Also, have cold feet. Retreat from an undertaking; lose one's nerve. For example, I got cold feet when I learned the trip involves white-water rafting, or Don't count on including her—she's been known to have cold feet in the past. The origin of this term has been lost.
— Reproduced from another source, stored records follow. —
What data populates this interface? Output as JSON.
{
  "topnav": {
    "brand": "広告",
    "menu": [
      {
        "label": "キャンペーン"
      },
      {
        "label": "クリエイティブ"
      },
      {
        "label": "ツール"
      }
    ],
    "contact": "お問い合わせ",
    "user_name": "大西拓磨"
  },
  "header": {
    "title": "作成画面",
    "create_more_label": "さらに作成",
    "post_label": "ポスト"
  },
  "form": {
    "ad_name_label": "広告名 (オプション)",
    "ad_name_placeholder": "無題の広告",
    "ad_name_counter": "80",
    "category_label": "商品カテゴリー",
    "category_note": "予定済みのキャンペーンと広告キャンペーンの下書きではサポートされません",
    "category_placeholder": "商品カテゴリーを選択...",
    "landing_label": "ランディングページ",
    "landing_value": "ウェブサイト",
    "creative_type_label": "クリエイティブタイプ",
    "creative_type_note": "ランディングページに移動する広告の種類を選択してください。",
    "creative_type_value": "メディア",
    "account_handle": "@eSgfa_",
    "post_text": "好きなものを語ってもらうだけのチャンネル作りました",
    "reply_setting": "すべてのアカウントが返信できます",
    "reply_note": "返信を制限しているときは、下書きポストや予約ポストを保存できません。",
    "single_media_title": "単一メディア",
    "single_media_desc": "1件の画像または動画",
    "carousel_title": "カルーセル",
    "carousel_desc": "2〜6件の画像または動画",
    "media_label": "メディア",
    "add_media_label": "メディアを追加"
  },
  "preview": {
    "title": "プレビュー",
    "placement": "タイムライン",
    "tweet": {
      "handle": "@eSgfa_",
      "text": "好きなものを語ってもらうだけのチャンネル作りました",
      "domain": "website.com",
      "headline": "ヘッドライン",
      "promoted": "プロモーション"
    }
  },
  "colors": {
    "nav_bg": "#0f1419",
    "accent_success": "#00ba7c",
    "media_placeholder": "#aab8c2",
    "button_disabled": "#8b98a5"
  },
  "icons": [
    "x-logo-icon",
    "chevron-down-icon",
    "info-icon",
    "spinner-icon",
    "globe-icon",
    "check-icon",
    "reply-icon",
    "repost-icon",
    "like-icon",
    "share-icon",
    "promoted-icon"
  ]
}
In early 17th-century Italy it meant to be short of money, but that sense has never been used in English. [Late 1800s]
Words nearby cold feet, get
How to use cold feet, get in a sentence
This is comedy based on a cold humor, detached, euphemistic, devoid of any generosity.Houellebecq’s Incendiary Novel Imagines France With a Muslim President|Pierre Assouline|January 9, 2015|DAILY BEAST
We indulge in expensive cold-pressed juices and SoulCycle classes, justifying these purchases as investments in our health.How Taryn Toomey’s ‘The Class’ Became New York’s Latest Fitness Craze|Lizzie Crocker|January 9, 2015|DAILY BEAST
Cold War fears could be manipulated through misleading art to attract readers to daunting material.
In this cockamamie get-rich scheme, would they all issue an apology if he cut a check?
The vaccine is delivered through a “carrier virus” that causes a common cold in chimpanzees but does not affect humans.
He reached forward and took her hands, and if Mrs. Vivian had come in she would have seen him kneeling at her daughter's feet.Confidence|Henry James
Madame de Condillac stood watching him, her face composed, her glance cold.St. Martin's Summer|Rafael Sabatini
Moreover, most of the burrows were only a few feet apart and no agonistic behavior was witnessed.Summer Birds From the Yucatan Peninsula|Erwin E. Klaas
Before the spinet a bench was placed about four feet below the keys, and I was put upon the bench.Gulliver's Travels|Jonathan Swift
We all rose to our feet, and he shook hands with everybody without waiting to be introduced.Music-Study in Germany|Amy Fay